It looks like Annual Town Meeting on Monday, March 27, will begin at 6:30 p.m.
Select Board members at their meeting Tuesday reached consensus on that change, as well as a deadline of 10:15 p.m. for introducing a new article on the floor.
The start time for the past several years has been 7 p.m.; before that it was 7:30 p.m. The cutoff time for new articles has been 10:45 p.m.
The changes are intended to be for just 2023, after which they will be evaluated. The town manager’s office is preparing a survey to gauge residents’ views on these and other Town Meeting processes, although Town Manager Sarah Stanton said the timing would preclude major changes for the March Annual Town Meeting.
Board member Bopha Malone said the survey results should help define future directions. “Right now, I would try something different,” she said. Her colleague Shawn Hanegan pointed out that change could spark interest in the survey.
Select Board member Ed Pierce – who is retiring from the board two weeks before Town Meeting – initially proposed the 6:30 p.m. start at a meeting held on Jan. 9.
At Tuesday’s discussion, there was little opposition. “People don’t like staying up late. It strikes me as being a relatively safe thing,” said board member Margot Fleischman. “People’s dinner hour has to be a little earlier.
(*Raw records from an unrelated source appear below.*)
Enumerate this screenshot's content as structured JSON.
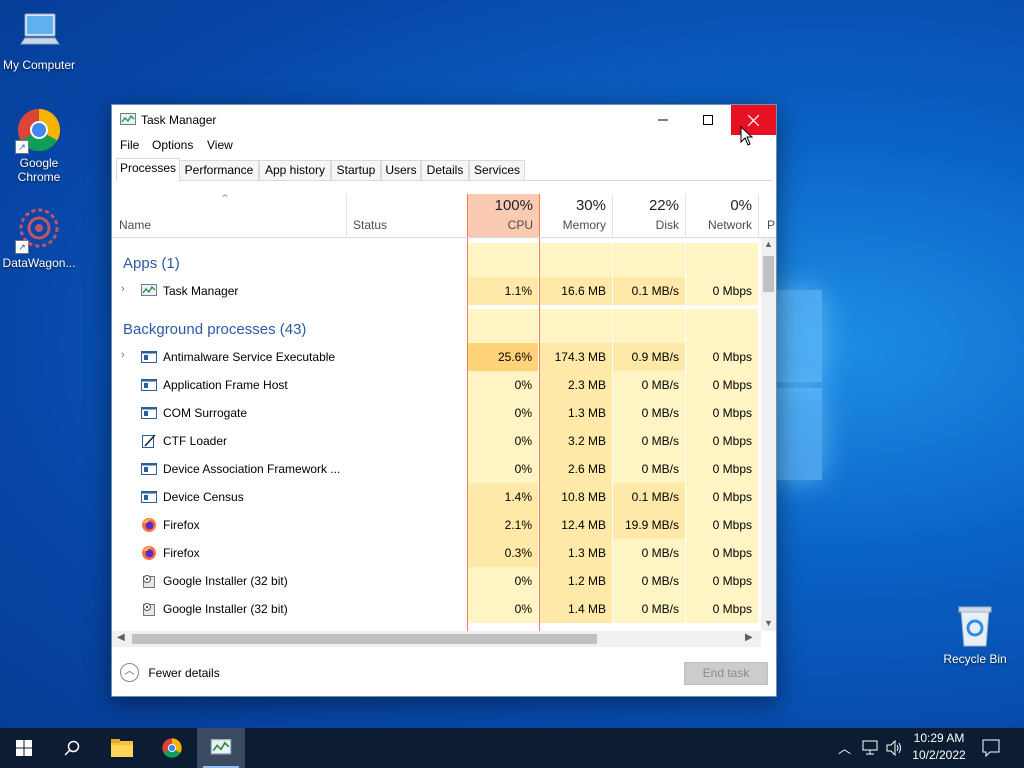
{
  "desktop": {
    "icons": [
      {
        "label": "My Computer"
      },
      {
        "label": "Google Chrome"
      },
      {
        "label": "DataWagon..."
      },
      {
        "label": "Recycle Bin"
      }
    ]
  },
  "window": {
    "title": "Task Manager",
    "menu": [
      "File",
      "Options",
      "View"
    ],
    "tabs": [
      "Processes",
      "Performance",
      "App history",
      "Startup",
      "Users",
      "Details",
      "Services"
    ],
    "active_tab": "Processes",
    "columns": {
      "name": "Name",
      "status": "Status",
      "cpu": {
        "pct": "100%",
        "label": "CPU"
      },
      "memory": {
        "pct": "30%",
        "label": "Memory"
      },
      "disk": {
        "pct": "22%",
        "label": "Disk"
      },
      "network": {
        "pct": "0%",
        "label": "Network"
      },
      "power_partial": "P"
    },
    "groups": {
      "apps": "Apps (1)",
      "background": "Background processes (43)"
    },
    "app_rows": [
      {
        "name": "Task Manager",
        "cpu": "1.1%",
        "memory": "16.6 MB",
        "disk": "0.1 MB/s",
        "network": "0 Mbps",
        "icon": "taskmanager-icon",
        "expandable": true
      }
    ],
    "bg_rows": [
      {
        "name": "Antimalware Service Executable",
        "cpu": "25.6%",
        "memory": "174.3 MB",
        "disk": "0.9 MB/s",
        "network": "0 Mbps",
        "icon": "service-icon",
        "expandable": true,
        "heat": "high"
      },
      {
        "name": "Application Frame Host",
        "cpu": "0%",
        "memory": "2.3 MB",
        "disk": "0 MB/s",
        "network": "0 Mbps",
        "icon": "service-icon",
        "expandable": false
      },
      {
        "name": "COM Surrogate",
        "cpu": "0%",
        "memory": "1.3 MB",
        "disk": "0 MB/s",
        "network": "0 Mbps",
        "icon": "service-icon",
        "expandable": false
      },
      {
        "name": "CTF Loader",
        "cpu": "0%",
        "memory": "3.2 MB",
        "disk": "0 MB/s",
        "network": "0 Mbps",
        "icon": "ctf-icon",
        "expandable": false
      },
      {
        "name": "Device Association Framework ...",
        "cpu": "0%",
        "memory": "2.6 MB",
        "disk": "0 MB/s",
        "network": "0 Mbps",
        "icon": "service-icon",
        "expandable": false
      },
      {
        "name": "Device Census",
        "cpu": "1.4%",
        "memory": "10.8 MB",
        "disk": "0.1 MB/s",
        "network": "0 Mbps",
        "icon": "service-icon",
        "expandable": false
      },
      {
        "name": "Firefox",
        "cpu": "2.1%",
        "memory": "12.4 MB",
        "disk": "19.9 MB/s",
        "network": "0 Mbps",
        "icon": "firefox-icon",
        "expandable": false
      },
      {
        "name": "Firefox",
        "cpu": "0.3%",
        "memory": "1.3 MB",
        "disk": "0 MB/s",
        "network": "0 Mbps",
        "icon": "firefox-icon",
        "expandable": false
      },
      {
        "name": "Google Installer (32 bit)",
        "cpu": "0%",
        "memory": "1.2 MB",
        "disk": "0 MB/s",
        "network": "0 Mbps",
        "icon": "installer-icon",
        "expandable": false
      },
      {
        "name": "Google Installer (32 bit)",
        "cpu": "0%",
        "memory": "1.4 MB",
        "disk": "0 MB/s",
        "network": "0 Mbps",
        "icon": "installer-icon",
        "expandable": false
      }
    ],
    "footer": {
      "fewer_details": "Fewer details",
      "end_task": "End task"
    }
  },
  "taskbar": {
    "time": "10:29 AM",
    "date": "10/2/2022"
  },
  "colors": {
    "cpu_header": "#fbcab2",
    "cell_light": "#fff4c4",
    "cell_mid": "#ffe9a8",
    "cell_high": "#ffd37a",
    "close_button": "#e81123",
    "group_text": "#2a5aa8"
  }
}
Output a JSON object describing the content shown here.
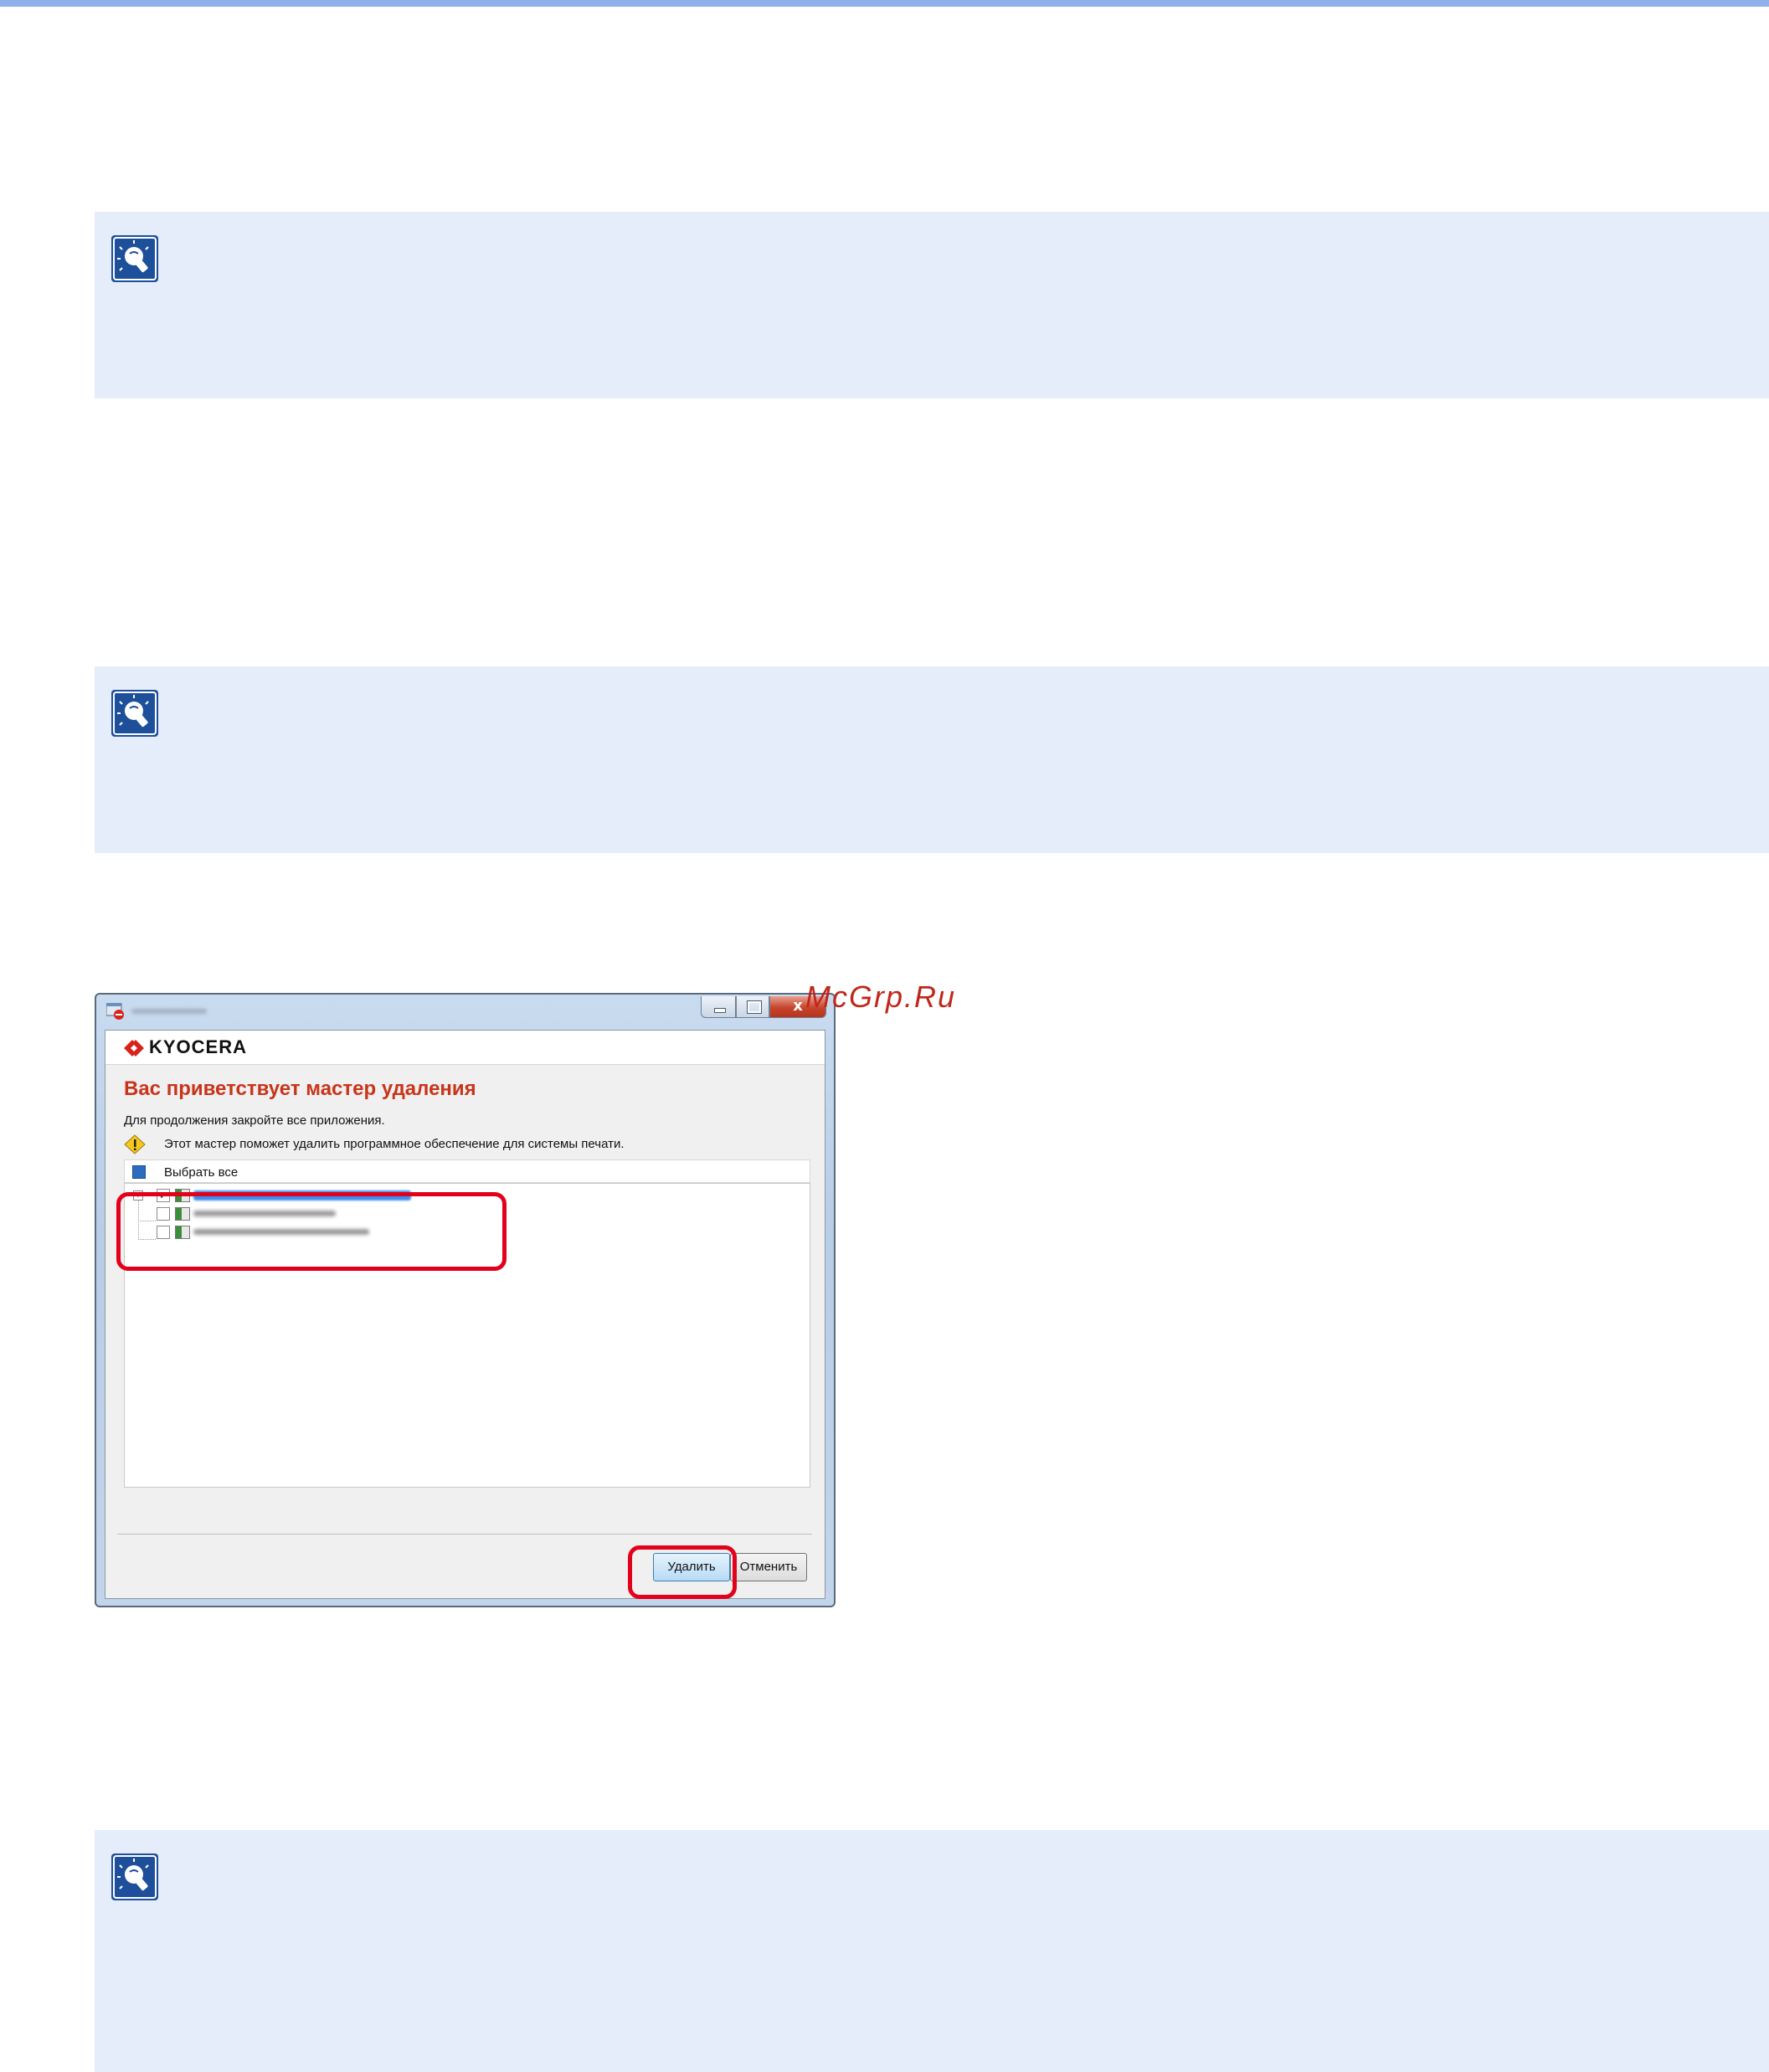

It gives people a fair shot at getting home from work.”
Fleischman pointed out that at the opening Town Meeting session, ceremonial features such as the posting of the colors and the reading of a memorial resolution precede the start of business. She also was concerned about the impact on staff.
Stanton said the pre-Town Meeting menu is usually pizza for the town manager’s office. “More important is that it works for the general public,” she said.
Hanegan advocated the earlier closing deadline. “10:15 makes sense. People’s feedback says we are staying too late,” he said, noting the “sheer length of the meeting.”
Fleischman also called for retention of the 10-minute window for presentation of a Town Meeting article. “That gives people who really need it the time,” she said, adding that “presentations shouldn’t be overly long if they don’t have to be.”
Board members also exchanged views on the current five-minute allowances for comments and amendments. “Why would an amendment need five minutes? I would be inclined to say three minutes,” Hanegan said.
Pierce noted, “We have had substantive presentations on amendments and I’d like the person who’s doing it to feel they have more than three minutes. For a complicated article, the last thing we want to do is make it feel rushed.”
Stanton and board members suggested that the March Town Meeting could actually be completed in one night. There are 23 warrant articles, and Stanton pointed out that some more significant entries – capital article, community preservation, budget – are “relatively light.” The sole zoning amendment is penciled in near the end of the warrant because, Stanton said, “there is fear of losing the quorum.” If all that remains on the warrant is “the business needed to run the town, there’s a bit of concern that we may be scrambling.”
Board members said they expect the informational videos on articles, first prepared as a way to shorten discussion during the pandemic, will continue. Mitchell added, “We have talked about doing some sort of pre-meeting meeting, almost like office hours, for people who want to ask about specific articles.”
Stanton said she would try to identify a suitable time and coordinate with the moderator and other relevant department heads. The session is not meant to replace discussion at Town Meeting, members agreed.
Referring to the early start, Fleischman asked, “What are we in competition with in March?” Hanegan mentioned that the Red Sox were considering starting night games at 6:30 p.m., and Mitchell, a loyal fan, cracked, “I like to think we’re better managed.”